reply to post by nostromo85
Close, but no cigar. Area 51 is Detachment 3 of the Air Force Flight Test Center (perhaps AFFTC might get a name change). They test black projects
there. Experimental aircraft can be tested in the open if you don't care about keeping knowledge of the plane a secret. In fact, much of what goes on
at the Mojave Spaceport is related to civilian experimental aircraft.
There is nothing at S-4 but dirt and scrub brush.
Thus the operation at Groom Lake is just an airbase for planes to be tested in secret. They fly on moonless nights. I have watched the base from
Tikaboo. Nothing secret flies during the day from my observation. What you see are Janet aircraft and to the best of my knowledge proficiency training
on production aircraft. That is, even if you fly a test aircraft, the pilots want to stay qualified on some production aircraft (F-16 for instance).
You can hear "high key" and "low key" remarks when the standard aircraft are flown at Groom, which to me sounds like proficiency training.
Google Earth shows the production aircraft at Groom Lake. F-16 for instance. They have or had at least one F-117A, which I photographed from TIkaboo.
Groom Lake also tests foreign aircraft. I photographed a SU-27 from Groom. Now why exactly they need to hide this from the public is beyond me. I
presume the test facilities at Groom are unique enough that it makes sense to fly some easily purchased "commie" plane at Groom rather than
duplicate whatever gear they have at Groom that is special at some other base. When it was a secret that the US had MIGs, they were tested at
I have seen the B-2 fly around the range, but I can't say it came from Groom. The thing to keep in mind with Groom Lake is that it is located in the
Nellis range where there are plenty of airplanes flying around due to Nellis Weapons school and military exercises. So maybe that F-22 you see is
getting some exercise, or maybe it has some sexy experimental avionics on it. You generally can't tell by looking if the plane is specially
I noticed at the last Red Flag the B-1 was equipped with the sniper pod. But where did I see this first? Well at the Edwards airshow. The B-1 on
display and the sniper pod hacked onto it and metallic tape to hold the wires in place. Thus sometimes they just don't care about secrecy. For one

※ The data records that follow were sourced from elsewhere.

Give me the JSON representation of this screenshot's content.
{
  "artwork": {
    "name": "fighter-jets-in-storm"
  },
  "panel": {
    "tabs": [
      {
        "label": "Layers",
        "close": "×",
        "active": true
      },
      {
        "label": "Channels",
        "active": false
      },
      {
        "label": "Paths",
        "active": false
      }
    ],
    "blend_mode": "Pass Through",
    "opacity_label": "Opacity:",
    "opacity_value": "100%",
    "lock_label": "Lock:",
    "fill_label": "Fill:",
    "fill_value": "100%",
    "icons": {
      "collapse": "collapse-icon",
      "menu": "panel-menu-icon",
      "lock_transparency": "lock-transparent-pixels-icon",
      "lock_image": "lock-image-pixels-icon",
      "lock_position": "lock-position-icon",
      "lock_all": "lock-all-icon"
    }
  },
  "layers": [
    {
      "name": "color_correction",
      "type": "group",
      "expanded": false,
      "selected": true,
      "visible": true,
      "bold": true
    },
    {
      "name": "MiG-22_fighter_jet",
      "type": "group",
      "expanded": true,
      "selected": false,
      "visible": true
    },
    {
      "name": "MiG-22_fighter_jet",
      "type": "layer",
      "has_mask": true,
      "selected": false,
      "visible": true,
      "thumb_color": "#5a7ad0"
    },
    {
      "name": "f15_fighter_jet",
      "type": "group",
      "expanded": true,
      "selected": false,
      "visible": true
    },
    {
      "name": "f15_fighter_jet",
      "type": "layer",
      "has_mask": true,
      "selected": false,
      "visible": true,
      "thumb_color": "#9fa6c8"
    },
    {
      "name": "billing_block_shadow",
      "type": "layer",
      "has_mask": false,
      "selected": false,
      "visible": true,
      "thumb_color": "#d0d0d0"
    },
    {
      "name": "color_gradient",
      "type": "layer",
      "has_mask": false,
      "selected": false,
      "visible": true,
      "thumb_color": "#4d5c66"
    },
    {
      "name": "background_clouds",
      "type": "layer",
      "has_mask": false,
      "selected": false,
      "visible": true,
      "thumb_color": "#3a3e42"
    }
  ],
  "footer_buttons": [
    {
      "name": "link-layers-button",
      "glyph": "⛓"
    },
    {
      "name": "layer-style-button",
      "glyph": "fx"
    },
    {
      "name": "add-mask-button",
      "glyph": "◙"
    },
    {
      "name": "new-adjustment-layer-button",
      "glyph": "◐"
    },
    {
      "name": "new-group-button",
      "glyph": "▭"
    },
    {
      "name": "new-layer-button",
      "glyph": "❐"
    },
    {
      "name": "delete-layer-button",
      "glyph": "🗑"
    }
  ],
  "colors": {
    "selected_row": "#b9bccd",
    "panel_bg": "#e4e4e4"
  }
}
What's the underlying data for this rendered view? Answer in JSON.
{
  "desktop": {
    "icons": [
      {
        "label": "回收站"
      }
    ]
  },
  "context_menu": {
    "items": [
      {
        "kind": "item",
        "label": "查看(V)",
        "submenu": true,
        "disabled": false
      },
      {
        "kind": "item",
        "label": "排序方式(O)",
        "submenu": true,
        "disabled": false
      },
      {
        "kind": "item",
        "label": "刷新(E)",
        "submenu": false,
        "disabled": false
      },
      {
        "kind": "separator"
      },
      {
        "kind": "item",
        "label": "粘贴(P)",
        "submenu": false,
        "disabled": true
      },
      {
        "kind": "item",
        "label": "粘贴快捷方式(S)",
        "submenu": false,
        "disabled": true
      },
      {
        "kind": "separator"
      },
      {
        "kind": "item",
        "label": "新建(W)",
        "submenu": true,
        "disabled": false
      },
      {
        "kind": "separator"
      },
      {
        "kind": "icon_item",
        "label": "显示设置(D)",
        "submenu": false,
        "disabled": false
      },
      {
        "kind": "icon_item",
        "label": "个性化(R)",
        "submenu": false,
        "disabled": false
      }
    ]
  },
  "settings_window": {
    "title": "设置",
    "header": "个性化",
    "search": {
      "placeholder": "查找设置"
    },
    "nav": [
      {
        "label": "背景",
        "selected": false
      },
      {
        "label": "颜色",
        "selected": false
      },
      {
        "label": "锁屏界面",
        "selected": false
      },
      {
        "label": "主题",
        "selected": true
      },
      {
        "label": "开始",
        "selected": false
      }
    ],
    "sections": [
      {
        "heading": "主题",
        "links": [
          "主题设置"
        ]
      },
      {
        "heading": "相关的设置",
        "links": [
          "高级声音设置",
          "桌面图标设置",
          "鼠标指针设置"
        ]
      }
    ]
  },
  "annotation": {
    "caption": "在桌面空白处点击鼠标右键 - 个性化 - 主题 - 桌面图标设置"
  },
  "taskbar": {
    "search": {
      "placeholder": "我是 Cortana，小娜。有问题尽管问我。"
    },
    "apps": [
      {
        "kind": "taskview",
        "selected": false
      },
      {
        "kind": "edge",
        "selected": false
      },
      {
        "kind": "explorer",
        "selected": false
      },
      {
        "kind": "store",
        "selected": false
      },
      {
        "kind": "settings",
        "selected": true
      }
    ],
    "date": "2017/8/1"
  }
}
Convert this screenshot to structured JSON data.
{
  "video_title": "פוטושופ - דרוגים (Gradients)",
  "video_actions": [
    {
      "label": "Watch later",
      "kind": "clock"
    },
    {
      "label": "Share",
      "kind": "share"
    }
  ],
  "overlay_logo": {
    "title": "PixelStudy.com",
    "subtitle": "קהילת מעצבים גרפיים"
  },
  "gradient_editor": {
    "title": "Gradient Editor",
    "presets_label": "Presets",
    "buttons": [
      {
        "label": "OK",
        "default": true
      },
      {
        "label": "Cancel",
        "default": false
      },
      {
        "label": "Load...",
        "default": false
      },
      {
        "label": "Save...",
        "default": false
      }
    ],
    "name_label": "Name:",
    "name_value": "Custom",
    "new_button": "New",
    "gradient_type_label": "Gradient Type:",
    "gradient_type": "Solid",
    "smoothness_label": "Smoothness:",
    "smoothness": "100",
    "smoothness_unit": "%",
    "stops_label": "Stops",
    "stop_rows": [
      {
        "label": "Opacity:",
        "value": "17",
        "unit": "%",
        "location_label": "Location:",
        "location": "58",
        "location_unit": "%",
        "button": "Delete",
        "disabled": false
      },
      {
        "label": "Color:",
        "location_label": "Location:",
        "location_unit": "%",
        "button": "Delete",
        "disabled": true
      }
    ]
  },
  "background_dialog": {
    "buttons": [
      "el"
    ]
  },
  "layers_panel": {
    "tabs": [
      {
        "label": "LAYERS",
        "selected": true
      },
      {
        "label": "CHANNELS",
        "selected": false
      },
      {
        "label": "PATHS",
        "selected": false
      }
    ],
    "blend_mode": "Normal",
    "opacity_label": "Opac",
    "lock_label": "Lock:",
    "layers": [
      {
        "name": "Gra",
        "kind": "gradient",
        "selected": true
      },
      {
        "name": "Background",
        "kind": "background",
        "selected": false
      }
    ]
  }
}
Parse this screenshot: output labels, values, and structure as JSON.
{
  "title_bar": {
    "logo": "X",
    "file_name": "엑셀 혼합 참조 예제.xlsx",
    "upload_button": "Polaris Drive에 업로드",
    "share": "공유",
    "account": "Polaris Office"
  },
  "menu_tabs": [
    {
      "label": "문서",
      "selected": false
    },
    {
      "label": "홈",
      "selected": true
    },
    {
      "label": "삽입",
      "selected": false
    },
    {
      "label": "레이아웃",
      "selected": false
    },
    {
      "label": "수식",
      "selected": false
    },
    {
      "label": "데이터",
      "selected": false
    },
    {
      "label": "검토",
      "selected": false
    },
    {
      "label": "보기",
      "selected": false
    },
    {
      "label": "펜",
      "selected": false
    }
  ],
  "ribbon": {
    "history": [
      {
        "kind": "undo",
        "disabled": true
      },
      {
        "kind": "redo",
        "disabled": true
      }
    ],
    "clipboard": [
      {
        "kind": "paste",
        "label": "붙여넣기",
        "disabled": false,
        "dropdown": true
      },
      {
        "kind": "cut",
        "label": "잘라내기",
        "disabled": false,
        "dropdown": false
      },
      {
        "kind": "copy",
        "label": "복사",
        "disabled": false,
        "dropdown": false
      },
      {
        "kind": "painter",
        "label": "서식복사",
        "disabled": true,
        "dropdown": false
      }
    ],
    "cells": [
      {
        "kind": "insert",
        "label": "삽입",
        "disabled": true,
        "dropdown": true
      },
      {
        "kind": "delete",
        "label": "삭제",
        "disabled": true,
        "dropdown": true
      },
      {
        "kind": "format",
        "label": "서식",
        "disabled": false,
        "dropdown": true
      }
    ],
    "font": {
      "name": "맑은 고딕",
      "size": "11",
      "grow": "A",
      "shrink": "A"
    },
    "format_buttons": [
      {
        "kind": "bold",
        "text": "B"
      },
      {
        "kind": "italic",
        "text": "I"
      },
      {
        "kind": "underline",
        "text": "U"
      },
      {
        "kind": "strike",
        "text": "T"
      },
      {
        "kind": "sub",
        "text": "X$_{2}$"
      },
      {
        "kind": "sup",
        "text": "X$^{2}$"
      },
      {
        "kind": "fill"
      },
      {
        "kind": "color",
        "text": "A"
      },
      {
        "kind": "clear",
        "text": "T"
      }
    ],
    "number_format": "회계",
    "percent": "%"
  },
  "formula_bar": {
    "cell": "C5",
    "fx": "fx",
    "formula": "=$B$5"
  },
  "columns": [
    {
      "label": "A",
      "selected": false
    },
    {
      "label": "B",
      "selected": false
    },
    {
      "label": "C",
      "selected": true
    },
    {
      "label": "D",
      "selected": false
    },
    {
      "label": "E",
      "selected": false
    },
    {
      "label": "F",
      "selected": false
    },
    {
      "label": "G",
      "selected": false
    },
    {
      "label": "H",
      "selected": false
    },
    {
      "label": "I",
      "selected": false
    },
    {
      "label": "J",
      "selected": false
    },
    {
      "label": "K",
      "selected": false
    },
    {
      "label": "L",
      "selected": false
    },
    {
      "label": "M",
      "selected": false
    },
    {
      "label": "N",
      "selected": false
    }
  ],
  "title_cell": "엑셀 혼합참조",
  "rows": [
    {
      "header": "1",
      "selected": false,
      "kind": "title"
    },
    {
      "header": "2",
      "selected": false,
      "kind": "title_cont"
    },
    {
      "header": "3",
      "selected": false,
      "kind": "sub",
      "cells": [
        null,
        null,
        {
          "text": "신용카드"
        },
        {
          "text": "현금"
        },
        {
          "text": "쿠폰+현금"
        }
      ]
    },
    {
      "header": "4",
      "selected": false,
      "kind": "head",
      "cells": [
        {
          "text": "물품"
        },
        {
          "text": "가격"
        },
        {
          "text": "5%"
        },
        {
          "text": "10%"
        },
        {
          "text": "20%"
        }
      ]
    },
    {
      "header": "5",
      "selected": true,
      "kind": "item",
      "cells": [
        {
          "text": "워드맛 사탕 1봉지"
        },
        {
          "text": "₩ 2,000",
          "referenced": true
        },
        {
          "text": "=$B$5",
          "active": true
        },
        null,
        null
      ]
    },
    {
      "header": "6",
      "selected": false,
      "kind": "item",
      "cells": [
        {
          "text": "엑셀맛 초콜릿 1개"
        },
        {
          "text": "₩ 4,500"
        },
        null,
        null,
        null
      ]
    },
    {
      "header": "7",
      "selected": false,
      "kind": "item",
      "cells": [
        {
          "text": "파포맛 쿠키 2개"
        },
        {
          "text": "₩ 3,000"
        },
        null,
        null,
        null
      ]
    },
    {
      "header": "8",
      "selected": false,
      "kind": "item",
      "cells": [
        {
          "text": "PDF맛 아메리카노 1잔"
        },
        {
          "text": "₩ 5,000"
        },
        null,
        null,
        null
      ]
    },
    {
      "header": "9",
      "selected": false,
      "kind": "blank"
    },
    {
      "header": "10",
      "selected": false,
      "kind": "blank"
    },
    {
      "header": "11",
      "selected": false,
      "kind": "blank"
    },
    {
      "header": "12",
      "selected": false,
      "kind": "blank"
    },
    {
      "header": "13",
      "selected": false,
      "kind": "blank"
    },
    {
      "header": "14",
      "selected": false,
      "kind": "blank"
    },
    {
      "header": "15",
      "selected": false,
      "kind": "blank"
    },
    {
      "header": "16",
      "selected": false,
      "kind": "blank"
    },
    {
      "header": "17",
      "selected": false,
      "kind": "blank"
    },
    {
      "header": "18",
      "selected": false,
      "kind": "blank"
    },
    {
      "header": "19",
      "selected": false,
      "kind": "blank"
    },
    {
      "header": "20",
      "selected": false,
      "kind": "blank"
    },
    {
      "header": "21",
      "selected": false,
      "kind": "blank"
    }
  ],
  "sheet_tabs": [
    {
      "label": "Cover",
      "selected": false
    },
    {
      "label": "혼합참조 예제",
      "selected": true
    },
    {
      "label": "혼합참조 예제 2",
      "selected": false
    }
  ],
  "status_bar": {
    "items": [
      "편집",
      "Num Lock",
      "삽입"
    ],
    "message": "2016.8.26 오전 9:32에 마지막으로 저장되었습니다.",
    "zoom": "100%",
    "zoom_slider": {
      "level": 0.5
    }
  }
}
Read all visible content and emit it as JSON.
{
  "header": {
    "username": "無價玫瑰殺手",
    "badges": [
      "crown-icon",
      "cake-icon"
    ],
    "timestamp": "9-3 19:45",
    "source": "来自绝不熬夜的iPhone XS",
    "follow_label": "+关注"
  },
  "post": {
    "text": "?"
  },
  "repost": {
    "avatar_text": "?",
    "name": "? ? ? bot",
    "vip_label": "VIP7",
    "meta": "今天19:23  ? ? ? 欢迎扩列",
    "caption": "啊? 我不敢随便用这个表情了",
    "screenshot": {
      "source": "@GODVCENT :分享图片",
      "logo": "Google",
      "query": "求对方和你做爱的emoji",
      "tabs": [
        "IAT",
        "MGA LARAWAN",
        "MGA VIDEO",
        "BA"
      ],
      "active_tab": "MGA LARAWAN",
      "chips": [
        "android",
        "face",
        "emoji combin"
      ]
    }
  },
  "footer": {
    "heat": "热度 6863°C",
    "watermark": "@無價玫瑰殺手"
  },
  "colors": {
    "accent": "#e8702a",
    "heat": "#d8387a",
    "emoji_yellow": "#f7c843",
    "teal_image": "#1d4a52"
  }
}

thing, doing a project in secrecy makes it more expensive.
They also test experimental gear over the Nellis range, not just the restricted Groom lake airspace. The WB-57 flew with callsign Sunshine 1 over the
Nellis range a few years ago, entering the airspace using Bird Dog (DOE) rather than Blackjack (Nellis) or Groom approach. . It was full of sensors.
They flew the same plane over Afghanistan allegedly to do a mineral survey, which they did publish. But the mineral locations in Afghanistan were well
documented by the Soviets, so it was presumed the WB-57 was looking for something else.
N8300G flew today to the range. Unfortunately there is nobody with an "ear" to the ground (on scene with a scanner) to see how it enters the range.
It files to go to NV65 (the DOE Desert Rock Airstrip), but unless you hear the air traffic, i.e. hear the plane talk to Bird Dog (DOE controller), you
don't know if it landed there. Often test aircraft file false flight reports to the range, which is perfectly kosher since Nellis handles the ATC.